» **DATA IN THIS EXERCISE**:
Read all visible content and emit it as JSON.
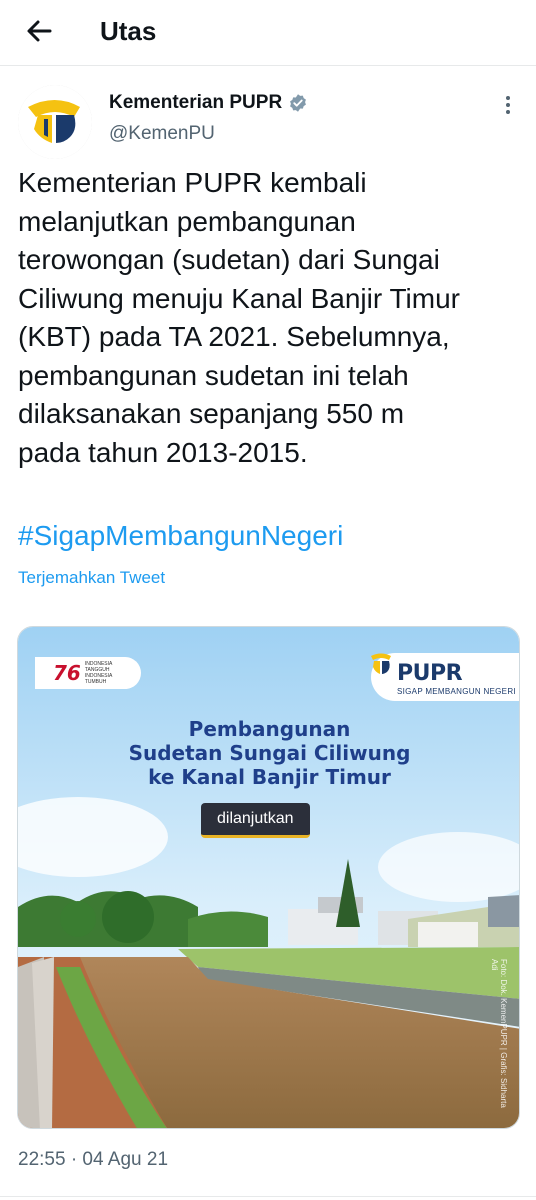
{
  "header": {
    "back_icon": "arrow-left-icon",
    "title": "Utas"
  },
  "tweet": {
    "author_name": "Kementerian PUPR",
    "verified_icon": "verified-badge-icon",
    "handle": "@KemenPU",
    "more_icon": "more-vertical-icon",
    "text": "Kementerian PUPR kembali\nmelanjutkan pembangunan\nterowongan (sudetan) dari Sungai\nCiliwung menuju Kanal Banjir Timur\n(KBT) pada TA 2021. Sebelumnya,\npembangunan sudetan ini telah\ndilaksanakan sepanjang 550 m\npada tahun 2013-2015.",
    "hashtag": "#SigapMembangunNegeri",
    "translate_link": "Terjemahkan Tweet",
    "timestamp": "22:55 · 04 Agu 21"
  },
  "media": {
    "badge_number": "76",
    "badge_small_text": "INDONESIA TANGGUH INDONESIA TUMBUH",
    "logo_text": "PUPR",
    "logo_tagline": "SIGAP MEMBANGUN NEGERI",
    "headline_1": "Pembangunan",
    "headline_2": "Sudetan Sungai Ciliwung",
    "headline_3": "ke Kanal Banjir Timur",
    "pill_label": "dilanjutkan",
    "credit": "Foto: Dok. KemenPUPR | Grafis: Sidharta Adi"
  },
  "colors": {
    "link": "#1d9bf0",
    "secondary": "#536471",
    "verified": "#829aab",
    "brand_yellow": "#f5c211",
    "brand_navy": "#1b3a6b"
  }
}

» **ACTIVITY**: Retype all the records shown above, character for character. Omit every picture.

» **WRITTEN RESPONSE**:
Read all visible content and emit it as JSON.
{
  "header": {
    "back_icon": "arrow-left-icon",
    "title": "Utas"
  },
  "tweet": {
    "author_name": "Kementerian PUPR",
    "verified_icon": "verified-badge-icon",
    "handle": "@KemenPU",
    "more_icon": "more-vertical-icon",
    "text": "Kementerian PUPR kembali\nmelanjutkan pembangunan\nterowongan (sudetan) dari Sungai\nCiliwung menuju Kanal Banjir Timur\n(KBT) pada TA 2021. Sebelumnya,\npembangunan sudetan ini telah\ndilaksanakan sepanjang 550 m\npada tahun 2013-2015.",
    "hashtag": "#SigapMembangunNegeri",
    "translate_link": "Terjemahkan Tweet",
    "timestamp": "22:55 · 04 Agu 21"
  },
  "media": {
    "badge_number": "76",
    "badge_small_text": "INDONESIA TANGGUH INDONESIA TUMBUH",
    "logo_text": "PUPR",
    "logo_tagline": "SIGAP MEMBANGUN NEGERI",
    "headline_1": "Pembangunan",
    "headline_2": "Sudetan Sungai Ciliwung",
    "headline_3": "ke Kanal Banjir Timur",
    "pill_label": "dilanjutkan",
    "credit": "Foto: Dok. KemenPUPR | Grafis: Sidharta Adi"
  },
  "colors": {
    "link": "#1d9bf0",
    "secondary": "#536471",
    "verified": "#829aab",
    "brand_yellow": "#f5c211",
    "brand_navy": "#1b3a6b"
  }
}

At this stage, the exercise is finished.